The areas are free for all fans to enter, and gather a kaleidoscopic mix of supporters, both local and foreign. For those without match tickets, they are often seen as the next best way to take in all the World Cup action in a colorful, vibrant setting.
In the past three World Cups, an estimated 30 million fans have visited the zones, and the organizers are hoping Russia 2018 will add significantly to those numbers.
In the Russian capital, organizers have selected the stunning backdrop of the Moscow State University – one of the most distinctive elements of the Russian capital’s skyline – as the setting for fans to congregate during the tournament.
Although the choice has been met with protest by some at the university, who see it as bringing disruption to the institution’s everyday life, especially during exam season, others see the site as ideal.
The site stands on top of a hill overlooking the Moscow River, on the opposite bank of which is Luzhniki Stadium – where the World Cup opening game and final will be played, among a total of seven matches.
The Fan Fest area is also just a short journey to the center of the city, which can be reached via the ‘Universitet’ Metro station, a 15-minute walk away.
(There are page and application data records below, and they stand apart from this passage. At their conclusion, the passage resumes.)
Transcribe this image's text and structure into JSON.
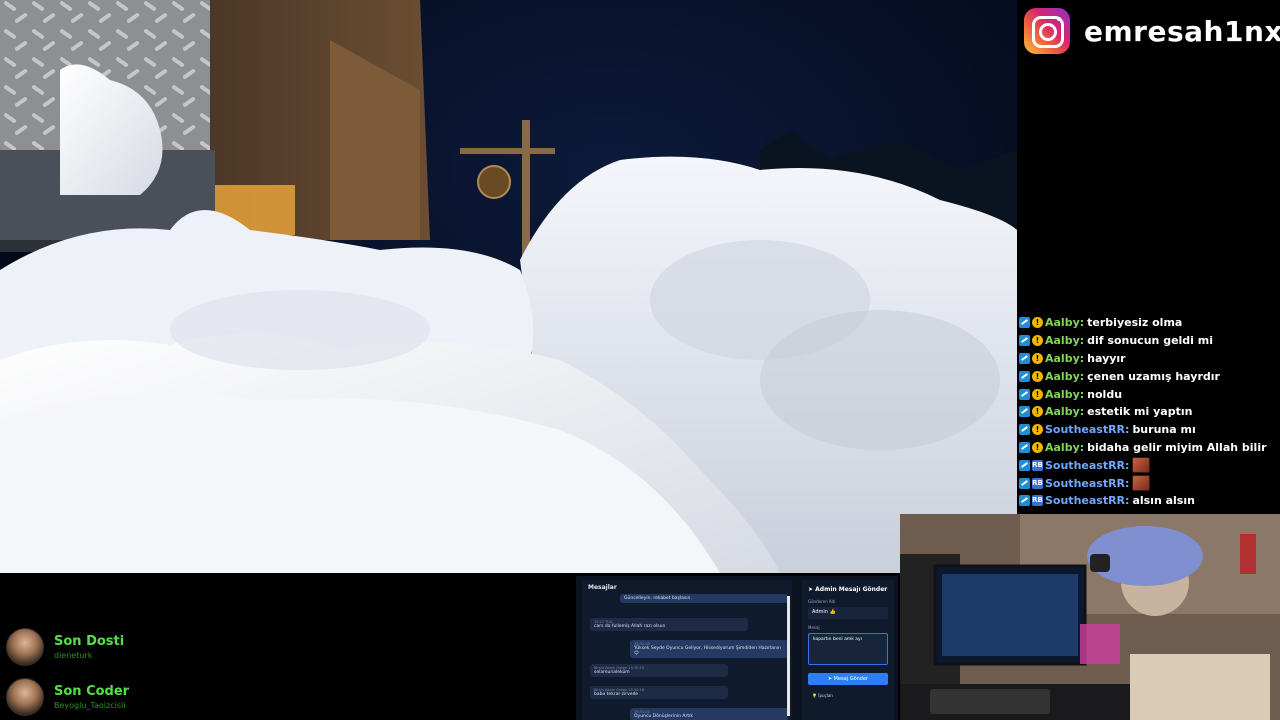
{
  "instagram": {
    "handle": "emresah1nx"
  },
  "chat": [
    {
      "user": "Aalby:",
      "text": "terbiyesiz olma",
      "color": "green",
      "badges": [
        "prime",
        "warn"
      ]
    },
    {
      "user": "Aalby:",
      "text": "dif sonucun geldi mi",
      "color": "green",
      "badges": [
        "prime",
        "warn"
      ]
    },
    {
      "user": "Aalby:",
      "text": "hayyır",
      "color": "green",
      "badges": [
        "prime",
        "warn"
      ]
    },
    {
      "user": "Aalby:",
      "text": "çenen uzamış hayrdır",
      "color": "green",
      "badges": [
        "prime",
        "warn"
      ]
    },
    {
      "user": "Aalby:",
      "text": "noldu",
      "color": "green",
      "badges": [
        "prime",
        "warn"
      ]
    },
    {
      "user": "Aalby:",
      "text": "estetik mi yaptın",
      "color": "green",
      "badges": [
        "prime",
        "warn"
      ]
    },
    {
      "user": "SoutheastRR:",
      "text": "buruna mı",
      "color": "blue",
      "badges": [
        "prime",
        "warn"
      ]
    },
    {
      "user": "Aalby:",
      "text": "bidaha gelir miyim Allah bilir",
      "color": "green",
      "badges": [
        "prime",
        "warn"
      ]
    },
    {
      "user": "SoutheastRR:",
      "text": "",
      "color": "blue",
      "badges": [
        "prime",
        "sub"
      ],
      "emote": true
    },
    {
      "user": "SoutheastRR:",
      "text": "",
      "color": "blue",
      "badges": [
        "prime",
        "sub"
      ],
      "emote": true
    },
    {
      "user": "SoutheastRR:",
      "text": "alsın alsın",
      "color": "blue",
      "badges": [
        "prime",
        "sub"
      ]
    }
  ],
  "events": {
    "last_donation": {
      "title": "Son Dosti",
      "name": "dieneturk"
    },
    "last_coder": {
      "title": "Son Coder",
      "name": "Beyoglu_Taoizcisli"
    }
  },
  "admin_panel": {
    "messages_header": "Mesajlar",
    "form_title": "Admin Mesajı Gönder",
    "sender_label": "Gönderen Adı",
    "sender_value": "Admin 👍",
    "message_label": "Mesaj",
    "message_value": "kopartın beni amk ayı",
    "send_button": "Mesaj Gönder",
    "tips_title": "İpuçları",
    "bubbles": [
      {
        "text": "Güncelleyin, rekabet başlasın.",
        "meta": ""
      },
      {
        "text": "cars da fullemiş Allah razı olsun",
        "meta": "15:27 TUG"
      },
      {
        "text": "Yüksek Seyde Oyuncu Geliyor, Hissediyorum Şimdiden Hazırlanın 😊",
        "meta": "15:31:19"
      },
      {
        "text": "selamunaleküm",
        "meta": "Birsin Adam Ovken 15:30:15"
      },
      {
        "text": "baba tekrar zirvede",
        "meta": "Birsin Adam Ovken 15:30:16"
      },
      {
        "text": "Oyuncu Dönüşlerinin Artık",
        "meta": "15:31:02"
      }
    ]
  }
}
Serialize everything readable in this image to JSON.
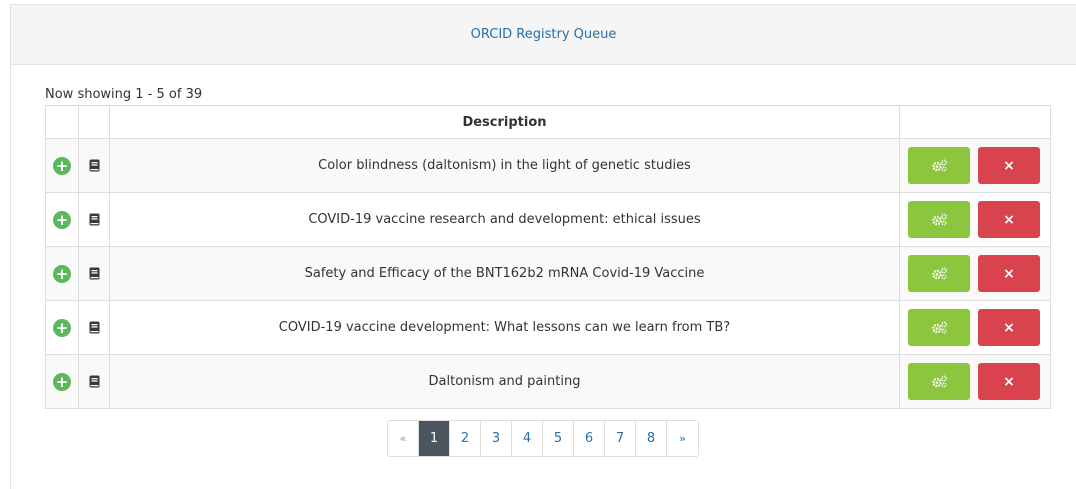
{
  "panel": {
    "title": "ORCID Registry Queue"
  },
  "showing": "Now showing 1 - 5 of 39",
  "table": {
    "headers": [
      "",
      "",
      "Description",
      ""
    ],
    "rows": [
      {
        "description": "Color blindness (daltonism) in the light of genetic studies",
        "plus": "+",
        "delete": "×"
      },
      {
        "description": "COVID-19 vaccine research and development: ethical issues",
        "plus": "+",
        "delete": "×"
      },
      {
        "description": "Safety and Efficacy of the BNT162b2 mRNA Covid-19 Vaccine",
        "plus": "+",
        "delete": "×"
      },
      {
        "description": "COVID-19 vaccine development: What lessons can we learn from TB?",
        "plus": "+",
        "delete": "×"
      },
      {
        "description": "Daltonism and painting",
        "plus": "+",
        "delete": "×"
      }
    ]
  },
  "pagination": {
    "prev": "«",
    "pages": [
      "1",
      "2",
      "3",
      "4",
      "5",
      "6",
      "7",
      "8"
    ],
    "next": "»",
    "active": "1"
  },
  "icons": {
    "plus": "plus-circle-icon",
    "book": "book-icon",
    "gears": "gears-icon",
    "delete": "times-icon"
  },
  "colors": {
    "link": "#2a6fa8",
    "success": "#5cb85c",
    "gear_button": "#8cc63f",
    "danger": "#d9434e",
    "active_page": "#4a5560"
  }
}
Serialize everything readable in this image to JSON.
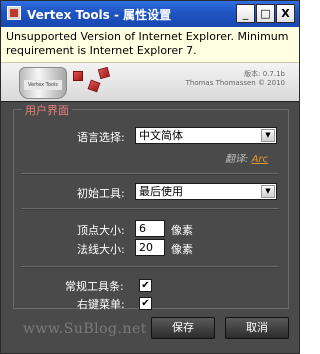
{
  "window": {
    "title": "Vertex Tools - 属性设置",
    "minimize_symbol": "_",
    "maximize_symbol": "□",
    "close_symbol": "X"
  },
  "info_bar": {
    "message": "Unsupported Version of Internet Explorer. Minimum requirement is Internet Explorer 7."
  },
  "banner": {
    "version": "版本: 0.7.1b",
    "author": "Thomas Thomassen © 2010",
    "jar_label": "Vertex Tools"
  },
  "panel": {
    "legend": "用户界面",
    "language_label": "语言选择:",
    "language_value": "中文简体",
    "translator_prefix": "翻译:",
    "translator_name": "Arc",
    "initial_tool_label": "初始工具:",
    "initial_tool_value": "最后使用",
    "vertex_size_label": "顶点大小:",
    "vertex_size_value": "6",
    "vertex_size_unit": "像素",
    "normal_size_label": "法线大小:",
    "normal_size_value": "20",
    "normal_size_unit": "像素",
    "toolbar_label": "常规工具条:",
    "toolbar_checked": true,
    "context_menu_label": "右键菜单:",
    "context_menu_checked": true,
    "check_mark": "✔",
    "dropdown_arrow": "▼"
  },
  "footer": {
    "watermark": "www.SuBlog.net",
    "save_label": "保存",
    "cancel_label": "取消"
  },
  "colors": {
    "title_bar": "#1f54c3",
    "panel_bg": "#4a4a4a",
    "info_bar": "#ffffe1",
    "legend": "#e88080",
    "link": "#e39a2b"
  }
}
Elsewhere in Russia, other iconic Fan Fest locations have been selected for supporters to revel in the World Cup action.
In Sochi, 10,000 people will be able to gather at the city’s historic seaport, while the venue in Nizhny Novgorod will welcome 15,000 fans to Minin and Pozharsky Square at the heart of the city.
In St. Petersburg, fans will have the backdrop of the stunning cupolas of the Church of the Savior on Spilled Blood, and supporters in Volgograd will be able to congregate near the shores of the Volga to take in the World Cup buzz.
“The FIFA Fan Fest will be the perfect opportunity for each of our host cities to show the world their unique culture and friendly hospitality,” said 2018 FIFA World Cup Local Organizing Committee chief Alexey Sorokin.
“These venues will serve as informal and joyful meeting points, from where I am sure fans will take some of their best memories from the amazing event we will host in 2018.”
As the work continues across Russia to construct the Fan Fest zones ahead of kick-off on June 14, organizers know they are also building the stage for fans to celebrate, commiserate, and share every emotion in between.
By Liam Tyler for RT Sport